*** Opening Exercise materials ***

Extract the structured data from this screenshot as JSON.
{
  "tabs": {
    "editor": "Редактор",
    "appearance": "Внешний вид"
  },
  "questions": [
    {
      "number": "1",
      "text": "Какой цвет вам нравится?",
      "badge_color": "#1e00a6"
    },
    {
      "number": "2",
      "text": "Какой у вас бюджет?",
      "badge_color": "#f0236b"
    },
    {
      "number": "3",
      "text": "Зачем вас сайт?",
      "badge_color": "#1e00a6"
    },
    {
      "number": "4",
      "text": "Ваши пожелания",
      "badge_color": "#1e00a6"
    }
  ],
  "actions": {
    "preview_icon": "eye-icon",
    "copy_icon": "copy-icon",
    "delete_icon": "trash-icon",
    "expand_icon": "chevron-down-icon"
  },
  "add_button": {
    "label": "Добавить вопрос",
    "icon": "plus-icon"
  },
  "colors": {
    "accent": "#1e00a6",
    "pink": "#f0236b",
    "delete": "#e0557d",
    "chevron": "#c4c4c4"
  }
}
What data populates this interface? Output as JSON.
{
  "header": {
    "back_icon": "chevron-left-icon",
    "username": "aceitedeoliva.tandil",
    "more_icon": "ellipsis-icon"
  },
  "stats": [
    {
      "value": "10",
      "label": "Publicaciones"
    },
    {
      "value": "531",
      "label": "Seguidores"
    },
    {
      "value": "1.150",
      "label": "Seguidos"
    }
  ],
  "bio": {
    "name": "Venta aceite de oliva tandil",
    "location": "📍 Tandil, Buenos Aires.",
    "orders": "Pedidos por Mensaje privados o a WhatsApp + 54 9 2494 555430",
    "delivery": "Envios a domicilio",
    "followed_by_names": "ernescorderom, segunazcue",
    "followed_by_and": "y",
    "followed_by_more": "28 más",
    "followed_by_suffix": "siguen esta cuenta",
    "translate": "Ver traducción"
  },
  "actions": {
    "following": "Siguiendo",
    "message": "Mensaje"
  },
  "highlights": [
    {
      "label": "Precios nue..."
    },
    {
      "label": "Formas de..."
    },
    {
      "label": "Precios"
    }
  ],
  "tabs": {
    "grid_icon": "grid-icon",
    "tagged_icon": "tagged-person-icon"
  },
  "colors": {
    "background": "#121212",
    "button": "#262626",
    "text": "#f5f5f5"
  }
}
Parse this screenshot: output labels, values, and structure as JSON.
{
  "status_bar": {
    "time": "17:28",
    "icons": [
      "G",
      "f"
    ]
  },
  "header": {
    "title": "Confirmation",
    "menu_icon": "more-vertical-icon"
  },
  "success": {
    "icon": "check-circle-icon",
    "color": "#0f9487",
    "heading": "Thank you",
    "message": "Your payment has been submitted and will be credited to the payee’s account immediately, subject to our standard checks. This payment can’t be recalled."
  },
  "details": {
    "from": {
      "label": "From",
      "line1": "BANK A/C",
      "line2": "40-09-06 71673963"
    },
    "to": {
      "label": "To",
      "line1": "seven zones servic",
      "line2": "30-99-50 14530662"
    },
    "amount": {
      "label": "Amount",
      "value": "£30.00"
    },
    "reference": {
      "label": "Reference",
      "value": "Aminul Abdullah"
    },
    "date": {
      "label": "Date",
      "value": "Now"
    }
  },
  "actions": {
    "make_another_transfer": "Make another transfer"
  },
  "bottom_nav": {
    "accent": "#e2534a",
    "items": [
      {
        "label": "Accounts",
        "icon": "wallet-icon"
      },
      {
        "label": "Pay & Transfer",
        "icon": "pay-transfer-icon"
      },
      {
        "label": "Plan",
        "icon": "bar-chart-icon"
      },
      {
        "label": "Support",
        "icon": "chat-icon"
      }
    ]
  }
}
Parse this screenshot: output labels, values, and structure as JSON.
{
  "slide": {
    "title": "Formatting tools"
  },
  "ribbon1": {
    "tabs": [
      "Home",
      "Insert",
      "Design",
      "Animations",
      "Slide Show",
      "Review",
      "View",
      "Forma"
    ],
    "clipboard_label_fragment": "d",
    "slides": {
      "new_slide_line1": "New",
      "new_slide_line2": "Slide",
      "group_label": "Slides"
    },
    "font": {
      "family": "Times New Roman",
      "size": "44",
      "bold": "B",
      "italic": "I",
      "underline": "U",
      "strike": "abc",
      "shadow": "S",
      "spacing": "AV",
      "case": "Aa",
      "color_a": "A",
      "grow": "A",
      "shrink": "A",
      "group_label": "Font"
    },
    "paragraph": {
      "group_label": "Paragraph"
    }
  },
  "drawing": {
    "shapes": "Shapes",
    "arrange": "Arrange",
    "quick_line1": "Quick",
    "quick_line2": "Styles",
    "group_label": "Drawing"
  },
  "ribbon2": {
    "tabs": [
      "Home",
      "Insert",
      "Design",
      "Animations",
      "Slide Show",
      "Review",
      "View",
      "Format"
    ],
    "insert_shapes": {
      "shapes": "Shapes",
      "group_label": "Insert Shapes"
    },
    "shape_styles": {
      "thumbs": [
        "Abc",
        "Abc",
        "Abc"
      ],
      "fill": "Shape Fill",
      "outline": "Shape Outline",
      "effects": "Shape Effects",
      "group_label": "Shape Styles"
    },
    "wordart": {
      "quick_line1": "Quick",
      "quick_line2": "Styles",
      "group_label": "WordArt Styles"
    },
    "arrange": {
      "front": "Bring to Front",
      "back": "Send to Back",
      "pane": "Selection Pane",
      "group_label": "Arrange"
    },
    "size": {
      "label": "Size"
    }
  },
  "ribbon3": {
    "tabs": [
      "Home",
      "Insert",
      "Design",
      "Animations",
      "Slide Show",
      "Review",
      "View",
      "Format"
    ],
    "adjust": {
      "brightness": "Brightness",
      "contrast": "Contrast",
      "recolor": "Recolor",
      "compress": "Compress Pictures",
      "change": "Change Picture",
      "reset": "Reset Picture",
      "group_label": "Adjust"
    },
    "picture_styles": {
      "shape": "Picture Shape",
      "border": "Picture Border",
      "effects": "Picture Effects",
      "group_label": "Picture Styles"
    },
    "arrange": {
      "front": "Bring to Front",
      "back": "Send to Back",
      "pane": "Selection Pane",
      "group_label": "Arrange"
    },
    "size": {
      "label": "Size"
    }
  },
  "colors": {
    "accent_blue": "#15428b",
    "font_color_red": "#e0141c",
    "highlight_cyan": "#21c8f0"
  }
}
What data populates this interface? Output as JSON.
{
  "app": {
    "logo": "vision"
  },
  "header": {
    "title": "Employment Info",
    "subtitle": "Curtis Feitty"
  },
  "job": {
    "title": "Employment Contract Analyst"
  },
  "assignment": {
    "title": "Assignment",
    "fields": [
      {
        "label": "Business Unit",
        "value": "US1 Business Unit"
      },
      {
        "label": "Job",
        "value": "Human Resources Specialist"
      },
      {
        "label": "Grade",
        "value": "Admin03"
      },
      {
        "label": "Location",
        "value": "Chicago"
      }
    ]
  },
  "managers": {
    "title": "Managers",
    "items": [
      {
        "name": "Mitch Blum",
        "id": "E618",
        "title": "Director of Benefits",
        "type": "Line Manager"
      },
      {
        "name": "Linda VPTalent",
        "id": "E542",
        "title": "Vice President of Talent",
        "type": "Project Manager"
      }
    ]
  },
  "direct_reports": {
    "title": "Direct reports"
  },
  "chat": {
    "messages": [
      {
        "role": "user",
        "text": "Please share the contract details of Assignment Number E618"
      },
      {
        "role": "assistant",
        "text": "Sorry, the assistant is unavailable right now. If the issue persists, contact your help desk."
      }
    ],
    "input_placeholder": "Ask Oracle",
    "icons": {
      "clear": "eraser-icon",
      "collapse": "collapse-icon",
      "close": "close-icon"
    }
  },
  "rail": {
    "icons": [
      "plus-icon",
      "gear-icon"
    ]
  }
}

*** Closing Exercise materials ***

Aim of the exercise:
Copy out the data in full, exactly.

Response area:
Extract the structured data from this screenshot as JSON.
{
  "tabs": {
    "editor": "Редактор",
    "appearance": "Внешний вид"
  },
  "questions": [
    {
      "number": "1",
      "text": "Какой цвет вам нравится?",
      "badge_color": "#1e00a6"
    },
    {
      "number": "2",
      "text": "Какой у вас бюджет?",
      "badge_color": "#f0236b"
    },
    {
      "number": "3",
      "text": "Зачем вас сайт?",
      "badge_color": "#1e00a6"
    },
    {
      "number": "4",
      "text": "Ваши пожелания",
      "badge_color": "#1e00a6"
    }
  ],
  "actions": {
    "preview_icon": "eye-icon",
    "copy_icon": "copy-icon",
    "delete_icon": "trash-icon",
    "expand_icon": "chevron-down-icon"
  },
  "add_button": {
    "label": "Добавить вопрос",
    "icon": "plus-icon"
  },
  "colors": {
    "accent": "#1e00a6",
    "pink": "#f0236b",
    "delete": "#e0557d",
    "chevron": "#c4c4c4"
  }
}
What data populates this interface? Output as JSON.
{
  "header": {
    "back_icon": "chevron-left-icon",
    "username": "aceitedeoliva.tandil",
    "more_icon": "ellipsis-icon"
  },
  "stats": [
    {
      "value": "10",
      "label": "Publicaciones"
    },
    {
      "value": "531",
      "label": "Seguidores"
    },
    {
      "value": "1.150",
      "label": "Seguidos"
    }
  ],
  "bio": {
    "name": "Venta aceite de oliva tandil",
    "location": "📍 Tandil, Buenos Aires.",
    "orders": "Pedidos por Mensaje privados o a WhatsApp + 54 9 2494 555430",
    "delivery": "Envios a domicilio",
    "followed_by_names": "ernescorderom, segunazcue",
    "followed_by_and": "y",
    "followed_by_more": "28 más",
    "followed_by_suffix": "siguen esta cuenta",
    "translate": "Ver traducción"
  },
  "actions": {
    "following": "Siguiendo",
    "message": "Mensaje"
  },
  "highlights": [
    {
      "label": "Precios nue..."
    },
    {
      "label": "Formas de..."
    },
    {
      "label": "Precios"
    }
  ],
  "tabs": {
    "grid_icon": "grid-icon",
    "tagged_icon": "tagged-person-icon"
  },
  "colors": {
    "background": "#121212",
    "button": "#262626",
    "text": "#f5f5f5"
  }
}
Parse this screenshot: output labels, values, and structure as JSON.
{
  "status_bar": {
    "time": "17:28",
    "icons": [
      "G",
      "f"
    ]
  },
  "header": {
    "title": "Confirmation",
    "menu_icon": "more-vertical-icon"
  },
  "success": {
    "icon": "check-circle-icon",
    "color": "#0f9487",
    "heading": "Thank you",
    "message": "Your payment has been submitted and will be credited to the payee’s account immediately, subject to our standard checks. This payment can’t be recalled."
  },
  "details": {
    "from": {
      "label": "From",
      "line1": "BANK A/C",
      "line2": "40-09-06 71673963"
    },
    "to": {
      "label": "To",
      "line1": "seven zones servic",
      "line2": "30-99-50 14530662"
    },
    "amount": {
      "label": "Amount",
      "value": "£30.00"
    },
    "reference": {
      "label": "Reference",
      "value": "Aminul Abdullah"
    },
    "date": {
      "label": "Date",
      "value": "Now"
    }
  },
  "actions": {
    "make_another_transfer": "Make another transfer"
  },
  "bottom_nav": {
    "accent": "#e2534a",
    "items": [
      {
        "label": "Accounts",
        "icon": "wallet-icon"
      },
      {
        "label": "Pay & Transfer",
        "icon": "pay-transfer-icon"
      },
      {
        "label": "Plan",
        "icon": "bar-chart-icon"
      },
      {
        "label": "Support",
        "icon": "chat-icon"
      }
    ]
  }
}
Parse this screenshot: output labels, values, and structure as JSON.
{
  "slide": {
    "title": "Formatting tools"
  },
  "ribbon1": {
    "tabs": [
      "Home",
      "Insert",
      "Design",
      "Animations",
      "Slide Show",
      "Review",
      "View",
      "Forma"
    ],
    "clipboard_label_fragment": "d",
    "slides": {
      "new_slide_line1": "New",
      "new_slide_line2": "Slide",
      "group_label": "Slides"
    },
    "font": {
      "family": "Times New Roman",
      "size": "44",
      "bold": "B",
      "italic": "I",
      "underline": "U",
      "strike": "abc",
      "shadow": "S",
      "spacing": "AV",
      "case": "Aa",
      "color_a": "A",
      "grow": "A",
      "shrink": "A",
      "group_label": "Font"
    },
    "paragraph": {
      "group_label": "Paragraph"
    }
  },
  "drawing": {
    "shapes": "Shapes",
    "arrange": "Arrange",
    "quick_line1": "Quick",
    "quick_line2": "Styles",
    "group_label": "Drawing"
  },
  "ribbon2": {
    "tabs": [
      "Home",
      "Insert",
      "Design",
      "Animations",
      "Slide Show",
      "Review",
      "View",
      "Format"
    ],
    "insert_shapes": {
      "shapes": "Shapes",
      "group_label": "Insert Shapes"
    },
    "shape_styles": {
      "thumbs": [
        "Abc",
        "Abc",
        "Abc"
      ],
      "fill": "Shape Fill",
      "outline": "Shape Outline",
      "effects": "Shape Effects",
      "group_label": "Shape Styles"
    },
    "wordart": {
      "quick_line1": "Quick",
      "quick_line2": "Styles",
      "group_label": "WordArt Styles"
    },
    "arrange": {
      "front": "Bring to Front",
      "back": "Send to Back",
      "pane": "Selection Pane",
      "group_label": "Arrange"
    },
    "size": {
      "label": "Size"
    }
  },
  "ribbon3": {
    "tabs": [
      "Home",
      "Insert",
      "Design",
      "Animations",
      "Slide Show",
      "Review",
      "View",
      "Format"
    ],
    "adjust": {
      "brightness": "Brightness",
      "contrast": "Contrast",
      "recolor": "Recolor",
      "compress": "Compress Pictures",
      "change": "Change Picture",
      "reset": "Reset Picture",
      "group_label": "Adjust"
    },
    "picture_styles": {
      "shape": "Picture Shape",
      "border": "Picture Border",
      "effects": "Picture Effects",
      "group_label": "Picture Styles"
    },
    "arrange": {
      "front": "Bring to Front",
      "back": "Send to Back",
      "pane": "Selection Pane",
      "group_label": "Arrange"
    },
    "size": {
      "label": "Size"
    }
  },
  "colors": {
    "accent_blue": "#15428b",
    "font_color_red": "#e0141c",
    "highlight_cyan": "#21c8f0"
  }
}
What data populates this interface? Output as JSON.
{
  "app": {
    "logo": "vision"
  },
  "header": {
    "title": "Employment Info",
    "subtitle": "Curtis Feitty"
  },
  "job": {
    "title": "Employment Contract Analyst"
  },
  "assignment": {
    "title": "Assignment",
    "fields": [
      {
        "label": "Business Unit",
        "value": "US1 Business Unit"
      },
      {
        "label": "Job",
        "value": "Human Resources Specialist"
      },
      {
        "label": "Grade",
        "value": "Admin03"
      },
      {
        "label": "Location",
        "value": "Chicago"
      }
    ]
  },
  "managers": {
    "title": "Managers",
    "items": [
      {
        "name": "Mitch Blum",
        "id": "E618",
        "title": "Director of Benefits",
        "type": "Line Manager"
      },
      {
        "name": "Linda VPTalent",
        "id": "E542",
        "title": "Vice President of Talent",
        "type": "Project Manager"
      }
    ]
  },
  "direct_reports": {
    "title": "Direct reports"
  },
  "chat": {
    "messages": [
      {
        "role": "user",
        "text": "Please share the contract details of Assignment Number E618"
      },
      {
        "role": "assistant",
        "text": "Sorry, the assistant is unavailable right now. If the issue persists, contact your help desk."
      }
    ],
    "input_placeholder": "Ask Oracle",
    "icons": {
      "clear": "eraser-icon",
      "collapse": "collapse-icon",
      "close": "close-icon"
    }
  },
  "rail": {
    "icons": [
      "plus-icon",
      "gear-icon"
    ]
  }
}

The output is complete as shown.